What you will do
Report, from the records below, every line where the word "Default" appears.

Entries from a dataset of interfaces:
'''

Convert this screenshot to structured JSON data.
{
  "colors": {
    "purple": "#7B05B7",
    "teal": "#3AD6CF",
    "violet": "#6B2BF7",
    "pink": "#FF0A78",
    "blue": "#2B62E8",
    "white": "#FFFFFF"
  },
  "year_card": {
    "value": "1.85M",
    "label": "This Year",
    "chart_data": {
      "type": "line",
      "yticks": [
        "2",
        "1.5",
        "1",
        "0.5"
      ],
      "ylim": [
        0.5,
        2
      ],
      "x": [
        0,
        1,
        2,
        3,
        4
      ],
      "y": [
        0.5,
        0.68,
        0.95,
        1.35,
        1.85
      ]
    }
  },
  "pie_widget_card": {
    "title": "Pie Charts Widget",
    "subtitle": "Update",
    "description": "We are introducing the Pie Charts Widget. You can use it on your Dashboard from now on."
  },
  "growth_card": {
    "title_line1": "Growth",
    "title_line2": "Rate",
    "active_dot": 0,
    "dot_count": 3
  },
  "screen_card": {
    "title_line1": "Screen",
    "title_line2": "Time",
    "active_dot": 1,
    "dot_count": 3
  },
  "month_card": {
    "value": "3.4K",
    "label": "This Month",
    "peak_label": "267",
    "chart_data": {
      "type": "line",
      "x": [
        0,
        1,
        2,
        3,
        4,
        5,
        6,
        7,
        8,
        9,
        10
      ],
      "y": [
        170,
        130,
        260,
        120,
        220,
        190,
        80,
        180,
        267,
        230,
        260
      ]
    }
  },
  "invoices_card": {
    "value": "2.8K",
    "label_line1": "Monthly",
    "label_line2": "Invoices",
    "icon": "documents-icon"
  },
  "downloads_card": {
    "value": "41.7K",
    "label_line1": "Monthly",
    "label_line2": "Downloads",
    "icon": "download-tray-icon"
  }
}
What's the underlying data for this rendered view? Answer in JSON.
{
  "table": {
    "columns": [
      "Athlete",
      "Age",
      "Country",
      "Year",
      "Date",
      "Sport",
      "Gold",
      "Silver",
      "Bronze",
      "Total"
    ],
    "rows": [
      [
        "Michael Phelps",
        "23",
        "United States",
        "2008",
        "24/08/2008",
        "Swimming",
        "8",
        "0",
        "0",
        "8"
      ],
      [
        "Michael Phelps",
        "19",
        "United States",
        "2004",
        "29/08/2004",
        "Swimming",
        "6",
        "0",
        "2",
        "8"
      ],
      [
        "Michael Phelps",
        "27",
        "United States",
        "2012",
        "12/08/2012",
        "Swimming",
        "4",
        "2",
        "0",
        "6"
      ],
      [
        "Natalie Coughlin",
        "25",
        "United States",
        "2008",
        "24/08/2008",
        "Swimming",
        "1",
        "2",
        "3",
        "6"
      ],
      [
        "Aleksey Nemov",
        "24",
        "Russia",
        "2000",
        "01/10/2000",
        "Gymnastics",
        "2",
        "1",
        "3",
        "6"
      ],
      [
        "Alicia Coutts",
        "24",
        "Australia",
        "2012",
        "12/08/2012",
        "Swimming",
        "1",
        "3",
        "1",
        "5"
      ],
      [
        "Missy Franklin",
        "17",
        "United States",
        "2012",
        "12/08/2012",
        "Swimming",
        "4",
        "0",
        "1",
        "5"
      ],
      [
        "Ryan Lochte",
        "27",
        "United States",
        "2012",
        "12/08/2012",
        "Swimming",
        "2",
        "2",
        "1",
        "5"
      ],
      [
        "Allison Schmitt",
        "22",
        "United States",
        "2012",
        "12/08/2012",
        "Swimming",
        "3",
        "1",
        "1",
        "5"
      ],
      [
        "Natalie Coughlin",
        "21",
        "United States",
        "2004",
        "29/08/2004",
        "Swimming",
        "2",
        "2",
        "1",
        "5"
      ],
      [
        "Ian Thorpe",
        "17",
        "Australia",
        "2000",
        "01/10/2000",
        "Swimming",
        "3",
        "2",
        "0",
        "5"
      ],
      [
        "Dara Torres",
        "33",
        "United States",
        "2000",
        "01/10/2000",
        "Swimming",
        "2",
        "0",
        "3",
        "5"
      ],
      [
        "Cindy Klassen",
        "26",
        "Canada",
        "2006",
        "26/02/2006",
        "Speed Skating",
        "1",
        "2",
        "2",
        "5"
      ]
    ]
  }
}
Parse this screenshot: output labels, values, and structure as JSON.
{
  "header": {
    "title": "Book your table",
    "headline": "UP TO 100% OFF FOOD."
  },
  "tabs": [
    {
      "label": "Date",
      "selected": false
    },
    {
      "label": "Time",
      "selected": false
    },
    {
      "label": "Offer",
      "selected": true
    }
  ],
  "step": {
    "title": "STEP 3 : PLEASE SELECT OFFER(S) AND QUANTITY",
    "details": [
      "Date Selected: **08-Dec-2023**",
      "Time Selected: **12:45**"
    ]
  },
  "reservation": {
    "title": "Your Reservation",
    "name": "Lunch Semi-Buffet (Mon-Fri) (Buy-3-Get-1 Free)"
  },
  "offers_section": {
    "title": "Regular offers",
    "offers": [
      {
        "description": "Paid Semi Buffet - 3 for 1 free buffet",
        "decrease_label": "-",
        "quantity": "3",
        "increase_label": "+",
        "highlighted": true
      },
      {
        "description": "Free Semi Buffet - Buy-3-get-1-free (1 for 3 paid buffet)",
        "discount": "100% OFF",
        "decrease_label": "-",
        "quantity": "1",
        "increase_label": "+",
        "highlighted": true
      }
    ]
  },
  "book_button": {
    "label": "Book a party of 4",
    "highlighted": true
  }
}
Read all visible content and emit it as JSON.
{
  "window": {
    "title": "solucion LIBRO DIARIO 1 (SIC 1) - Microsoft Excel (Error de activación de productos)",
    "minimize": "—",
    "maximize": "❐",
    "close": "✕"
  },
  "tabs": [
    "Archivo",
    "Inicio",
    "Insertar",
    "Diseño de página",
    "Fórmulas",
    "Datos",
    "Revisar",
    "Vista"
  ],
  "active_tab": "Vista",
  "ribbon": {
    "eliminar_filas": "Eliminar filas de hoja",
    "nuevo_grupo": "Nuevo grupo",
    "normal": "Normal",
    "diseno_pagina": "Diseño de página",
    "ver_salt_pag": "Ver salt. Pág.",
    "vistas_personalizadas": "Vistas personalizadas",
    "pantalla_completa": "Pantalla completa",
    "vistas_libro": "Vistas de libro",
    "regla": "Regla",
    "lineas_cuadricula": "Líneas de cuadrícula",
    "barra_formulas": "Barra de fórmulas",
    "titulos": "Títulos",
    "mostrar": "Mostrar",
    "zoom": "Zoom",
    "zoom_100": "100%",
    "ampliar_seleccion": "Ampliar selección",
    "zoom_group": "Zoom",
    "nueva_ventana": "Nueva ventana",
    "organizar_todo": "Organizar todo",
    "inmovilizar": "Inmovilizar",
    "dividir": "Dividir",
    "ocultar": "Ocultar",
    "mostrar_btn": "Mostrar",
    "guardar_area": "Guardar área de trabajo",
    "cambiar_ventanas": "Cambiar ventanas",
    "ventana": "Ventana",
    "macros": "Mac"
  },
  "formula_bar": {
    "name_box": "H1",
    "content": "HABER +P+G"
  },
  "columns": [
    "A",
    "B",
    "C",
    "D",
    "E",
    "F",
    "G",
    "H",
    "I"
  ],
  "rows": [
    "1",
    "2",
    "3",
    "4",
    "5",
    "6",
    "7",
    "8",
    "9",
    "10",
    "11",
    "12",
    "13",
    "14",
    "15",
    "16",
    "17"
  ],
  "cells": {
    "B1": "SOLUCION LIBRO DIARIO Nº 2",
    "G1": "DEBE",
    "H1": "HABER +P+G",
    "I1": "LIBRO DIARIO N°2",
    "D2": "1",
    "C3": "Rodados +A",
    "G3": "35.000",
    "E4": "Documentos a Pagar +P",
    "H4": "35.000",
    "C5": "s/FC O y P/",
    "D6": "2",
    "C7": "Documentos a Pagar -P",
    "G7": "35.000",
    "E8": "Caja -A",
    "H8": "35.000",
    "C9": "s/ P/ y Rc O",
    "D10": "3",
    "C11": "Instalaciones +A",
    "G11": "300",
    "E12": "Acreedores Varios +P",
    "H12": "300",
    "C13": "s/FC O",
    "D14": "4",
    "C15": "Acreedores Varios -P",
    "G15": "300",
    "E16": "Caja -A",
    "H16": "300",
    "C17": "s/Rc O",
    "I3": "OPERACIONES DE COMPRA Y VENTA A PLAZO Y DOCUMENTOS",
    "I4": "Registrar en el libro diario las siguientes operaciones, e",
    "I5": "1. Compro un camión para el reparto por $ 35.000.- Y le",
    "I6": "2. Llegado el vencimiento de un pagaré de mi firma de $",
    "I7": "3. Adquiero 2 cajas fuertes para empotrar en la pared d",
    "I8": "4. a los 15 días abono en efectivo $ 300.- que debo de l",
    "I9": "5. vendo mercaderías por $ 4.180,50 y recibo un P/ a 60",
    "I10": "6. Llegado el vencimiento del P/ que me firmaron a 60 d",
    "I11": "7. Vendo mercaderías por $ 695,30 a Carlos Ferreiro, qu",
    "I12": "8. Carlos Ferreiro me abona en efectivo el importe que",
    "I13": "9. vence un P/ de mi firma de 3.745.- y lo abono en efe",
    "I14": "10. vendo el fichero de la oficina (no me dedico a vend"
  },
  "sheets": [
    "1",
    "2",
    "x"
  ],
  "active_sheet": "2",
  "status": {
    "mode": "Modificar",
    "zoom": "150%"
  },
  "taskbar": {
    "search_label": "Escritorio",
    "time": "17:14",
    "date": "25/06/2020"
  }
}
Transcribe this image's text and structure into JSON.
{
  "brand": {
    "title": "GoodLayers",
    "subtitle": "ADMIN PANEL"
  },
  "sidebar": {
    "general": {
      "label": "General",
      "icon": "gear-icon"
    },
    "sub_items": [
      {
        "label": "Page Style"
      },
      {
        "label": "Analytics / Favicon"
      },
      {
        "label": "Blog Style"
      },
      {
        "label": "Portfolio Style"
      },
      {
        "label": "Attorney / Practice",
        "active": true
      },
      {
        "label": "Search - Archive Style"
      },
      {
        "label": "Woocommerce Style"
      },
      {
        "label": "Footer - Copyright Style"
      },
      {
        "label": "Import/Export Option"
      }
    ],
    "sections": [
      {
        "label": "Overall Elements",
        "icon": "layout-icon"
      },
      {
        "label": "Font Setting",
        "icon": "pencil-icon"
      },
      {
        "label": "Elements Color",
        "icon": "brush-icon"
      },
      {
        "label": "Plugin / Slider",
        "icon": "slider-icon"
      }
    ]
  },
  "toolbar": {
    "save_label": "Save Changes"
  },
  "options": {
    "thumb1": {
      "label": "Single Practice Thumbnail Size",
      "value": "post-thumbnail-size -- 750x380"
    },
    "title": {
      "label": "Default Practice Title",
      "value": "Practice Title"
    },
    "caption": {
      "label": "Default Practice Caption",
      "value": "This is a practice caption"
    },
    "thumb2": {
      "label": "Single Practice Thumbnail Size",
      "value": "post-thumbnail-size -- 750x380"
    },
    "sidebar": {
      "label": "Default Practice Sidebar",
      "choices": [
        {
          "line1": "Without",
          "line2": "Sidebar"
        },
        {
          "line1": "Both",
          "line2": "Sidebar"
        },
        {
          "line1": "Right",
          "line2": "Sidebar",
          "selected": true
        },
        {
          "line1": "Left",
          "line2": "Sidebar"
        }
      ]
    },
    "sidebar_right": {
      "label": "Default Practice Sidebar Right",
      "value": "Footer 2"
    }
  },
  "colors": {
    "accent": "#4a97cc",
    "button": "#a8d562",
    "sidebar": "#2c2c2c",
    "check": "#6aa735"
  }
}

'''

Result
      "label": "Default Practice Title",
      "label": "Default Practice Caption",
      "label": "Default Practice Sidebar",
      "label": "Default Practice Sidebar Right",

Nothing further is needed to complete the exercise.